Saw Palmetto is also known by these common names: sabal palm, palmetto berry, American dwarf palm tree, cabbage palm.
Saw Palmetto berries were recognized by Native Americans and white settlers for their nutritional properties. Consumption of saw palmetto berries was believed to help in stimulating the appetite and increasing build-up of fat, flesh and strength. Today, Saw Palmetto is recommended for inflammation or enlargement of the prostate gland.
Saw Palmetto is a slow growing palm indigenous to Florida and can grow to 6 to 8 feet tall. It is a drought tolerant, clump forming palm with thorny teeth on the end of fan-shaped leaves. The saw palmetto leaves are pointed very sharp as well as is the thorny trunk.
The palm produces dense clusters of single-seeded blue-black saw palmetto berries.
It has been said that this plant is difficult to transplant.
Propagated by seed or by root division by dividing and planting of suckers which can grow from the main plant.
Consumption of saw palmetto berries were believed to help stimulate the appetite and increase build-up of fat, flesh and strength. Because of this early settlers adopted Saw Palmetto as a food for themselves and their animals which grew sleek and fat from eating them.
Saw palmetto has also been used in treating urinary disorders and enuresis.
Saw Palmetto berries are also believed to have a soothing, toning effect on mucous membranes throughout the body, as well as being an effective expectorant. This makes saw palmetto useful in herbal remedies for colds, as well as asthma and bronchitis.
The effects of saw palmetto are believed to extend to the sexual organs, in particular for treating low libido and impotence in men.
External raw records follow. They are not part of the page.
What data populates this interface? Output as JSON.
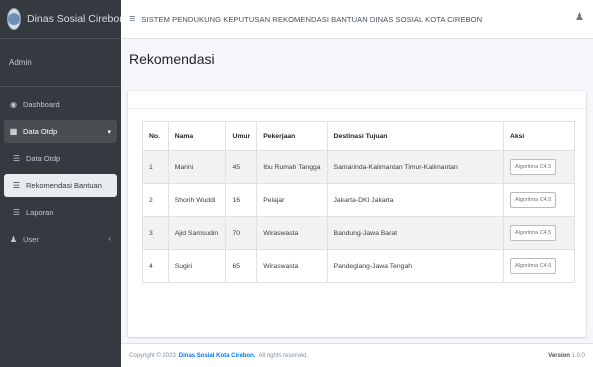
{
  "brand": {
    "name": "Dinas Sosial Cirebon"
  },
  "user_panel": {
    "name": "Admin"
  },
  "sidebar": {
    "items": [
      {
        "label": "Dashboard",
        "icon": "dashboard-icon"
      },
      {
        "label": "Data Otdp",
        "icon": "table-icon"
      },
      {
        "label": "Data Otdp",
        "icon": "list-icon"
      },
      {
        "label": "Rekomendasi Bantuan",
        "icon": "list-icon"
      },
      {
        "label": "Laporan",
        "icon": "list-icon"
      },
      {
        "label": "User",
        "icon": "user-icon"
      }
    ]
  },
  "topbar": {
    "title": "SISTEM PENDUKUNG KEPUTUSAN REKOMENDASI BANTUAN DINAS SOSIAL KOTA CIREBON"
  },
  "page": {
    "title": "Rekomendasi"
  },
  "table": {
    "headers": [
      "No.",
      "Nama",
      "Umur",
      "Pekerjaan",
      "Destinasi Tujuan",
      "Aksi"
    ],
    "rows": [
      {
        "no": "1",
        "nama": "Marini",
        "umur": "45",
        "pekerjaan": "Ibu Rumah Tangga",
        "destinasi": "Samarinda-Kalimantan Timur-Kalimantan",
        "aksi": "Algoritma C4.5"
      },
      {
        "no": "2",
        "nama": "Shorih Wuddi",
        "umur": "16",
        "pekerjaan": "Pelajar",
        "destinasi": "Jakarta-DKI Jakarta",
        "aksi": "Algoritma C4.5"
      },
      {
        "no": "3",
        "nama": "Ajid Samsudin",
        "umur": "70",
        "pekerjaan": "Wiraswasta",
        "destinasi": "Bandung-Jawa Barat",
        "aksi": "Algoritma C4.5"
      },
      {
        "no": "4",
        "nama": "Sugiri",
        "umur": "65",
        "pekerjaan": "Wiraswasta",
        "destinasi": "Pandeglang-Jawa Tengah",
        "aksi": "Algoritma C4.5"
      }
    ]
  },
  "footer": {
    "copyright": "Copyright © 2023",
    "org": "Dinas Sosial Kota Cirebon.",
    "rights": "All rights reserved.",
    "version_label": "Version",
    "version_value": "1.0.0"
  }
}
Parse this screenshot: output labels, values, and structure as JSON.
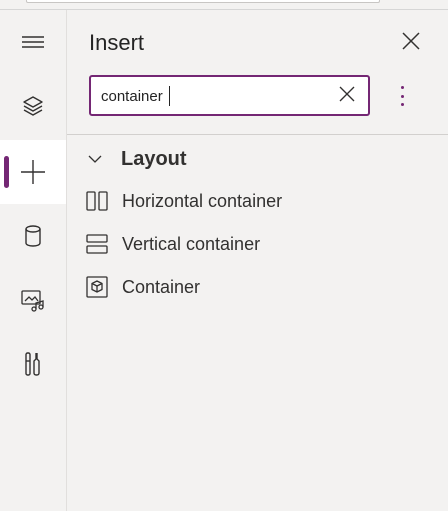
{
  "panel": {
    "title": "Insert",
    "search": {
      "value": "container",
      "placeholder": ""
    },
    "groups": [
      {
        "label": "Layout",
        "items": [
          {
            "label": "Horizontal container",
            "icon": "horizontal-container-icon"
          },
          {
            "label": "Vertical container",
            "icon": "vertical-container-icon"
          },
          {
            "label": "Container",
            "icon": "container-icon"
          }
        ]
      }
    ]
  },
  "rail": {
    "items": [
      {
        "icon": "hamburger-icon"
      },
      {
        "icon": "layers-icon"
      },
      {
        "icon": "plus-icon",
        "active": true
      },
      {
        "icon": "database-icon"
      },
      {
        "icon": "media-icon"
      },
      {
        "icon": "tools-icon"
      }
    ]
  },
  "colors": {
    "accent": "#742774",
    "background": "#f3f2f1",
    "text": "#323130"
  }
}
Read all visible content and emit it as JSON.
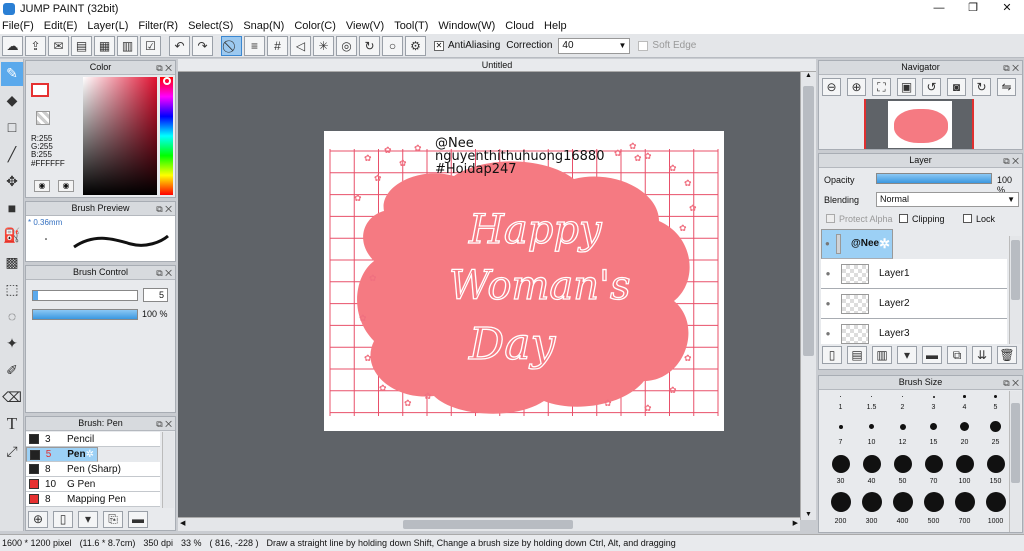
{
  "window": {
    "title": "JUMP PAINT (32bit)",
    "minimize": "—",
    "restore": "❐",
    "close": "✕"
  },
  "menu": [
    "File(F)",
    "Edit(E)",
    "Layer(L)",
    "Filter(R)",
    "Select(S)",
    "Snap(N)",
    "Color(C)",
    "View(V)",
    "Tool(T)",
    "Window(W)",
    "Cloud",
    "Help"
  ],
  "toolbar": {
    "antialiasing_label": "AntiAliasing",
    "correction_label": "Correction",
    "correction_value": "40",
    "soft_edge_label": "Soft Edge"
  },
  "color_panel": {
    "title": "Color",
    "r": "R:255",
    "g": "G:255",
    "b": "B:255",
    "hex": "#FFFFFF"
  },
  "brush_preview": {
    "title": "Brush Preview",
    "size": "* 0.36mm"
  },
  "brush_control": {
    "title": "Brush Control",
    "size_value": "5",
    "opacity_value": "100 %",
    "size_fraction": 0.05,
    "opacity_fraction": 1.0
  },
  "brush_list": {
    "title": "Brush: Pen",
    "items": [
      {
        "num": "3",
        "name": "Pencil",
        "color": "#222222"
      },
      {
        "num": "5",
        "name": "Pen",
        "color": "#222222",
        "selected": true
      },
      {
        "num": "8",
        "name": "Pen (Sharp)",
        "color": "#222222"
      },
      {
        "num": "10",
        "name": "G Pen",
        "color": "#e63030"
      },
      {
        "num": "8",
        "name": "Mapping Pen",
        "color": "#e63030"
      }
    ]
  },
  "document": {
    "tab": "Untitled"
  },
  "artwork": {
    "watermark_lines": [
      "@Nee",
      "nguyenthithuhuong16880",
      "#Hoidap247"
    ],
    "message_lines": [
      "Happy",
      "Woman's",
      "Day"
    ],
    "accent": "#f07080",
    "grid_color": "#e8506a"
  },
  "navigator": {
    "title": "Navigator"
  },
  "layer_panel": {
    "title": "Layer",
    "opacity_label": "Opacity",
    "opacity_value": "100 %",
    "blending_label": "Blending",
    "blending_value": "Normal",
    "protect_alpha_label": "Protect Alpha",
    "clipping_label": "Clipping",
    "lock_label": "Lock",
    "layers": [
      {
        "name": "@Nee",
        "selected": true
      },
      {
        "name": "Layer1"
      },
      {
        "name": "Layer2"
      },
      {
        "name": "Layer3"
      }
    ]
  },
  "brush_size": {
    "title": "Brush Size",
    "sizes": [
      "1",
      "1.5",
      "2",
      "3",
      "4",
      "5",
      "7",
      "10",
      "12",
      "15",
      "20",
      "25",
      "30",
      "40",
      "50",
      "70",
      "100",
      "150",
      "200",
      "300",
      "400",
      "500",
      "700",
      "1000"
    ]
  },
  "status": {
    "dims": "1600 * 1200 pixel",
    "physical": "(11.6 * 8.7cm)",
    "dpi": "350 dpi",
    "zoom": "33 %",
    "coords": "( 816, -228 )",
    "hint": "Draw a straight line by holding down Shift, Change a brush size by holding down Ctrl, Alt, and dragging"
  }
}
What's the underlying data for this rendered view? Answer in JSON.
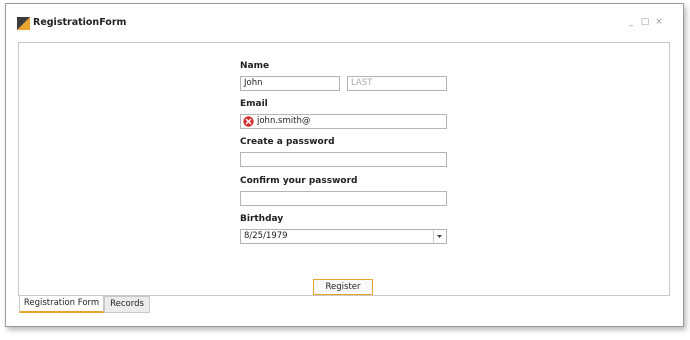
{
  "window": {
    "title": "RegistrationForm",
    "controls": {
      "minimize": "_",
      "maximize": "□",
      "close": "×"
    }
  },
  "form": {
    "name": {
      "label": "Name",
      "first_value": "John",
      "last_placeholder": "LAST"
    },
    "email": {
      "label": "Email",
      "value": "john.smith@",
      "status": "error",
      "error_icon": "error-x-icon"
    },
    "password": {
      "label": "Create a password",
      "value": ""
    },
    "confirm_password": {
      "label": "Confirm your password",
      "value": ""
    },
    "birthday": {
      "label": "Birthday",
      "value": "8/25/1979",
      "dropdown_icon": "chevron-down-icon"
    },
    "register_button": "Register"
  },
  "tabs": [
    {
      "label": "Registration Form",
      "active": true
    },
    {
      "label": "Records",
      "active": false
    }
  ],
  "colors": {
    "accent": "#e8a42f",
    "error": "#d32f2f",
    "border": "#b4b4b4"
  }
}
Saw palmetto is recommended for inflammation of the prostate and age related enlarged prostate.
Recently, Saw Palmetto hair loss have also become a popular subject. It has become popular as an herbal remedy for androgenic alopecia, or the pattern baldness that typically appears at the top of the head and around the temples of both men and women.
Like any other herbal remedy, there are possible side effects of Saw Palmetto. The most common are possible mild stomach pain and constipation; diarrhea, nausea and vomiting, including bad breath. There have also been reports by men taking Saw Palmetto of erectile dysfunction, breast tenderness or enlargement, and changes in sexual desire.
As with any occasion when one uses an herb outside of traditional medicine to treat a condition, it would be prudent to consider medical supervision before using Saw Palmetto.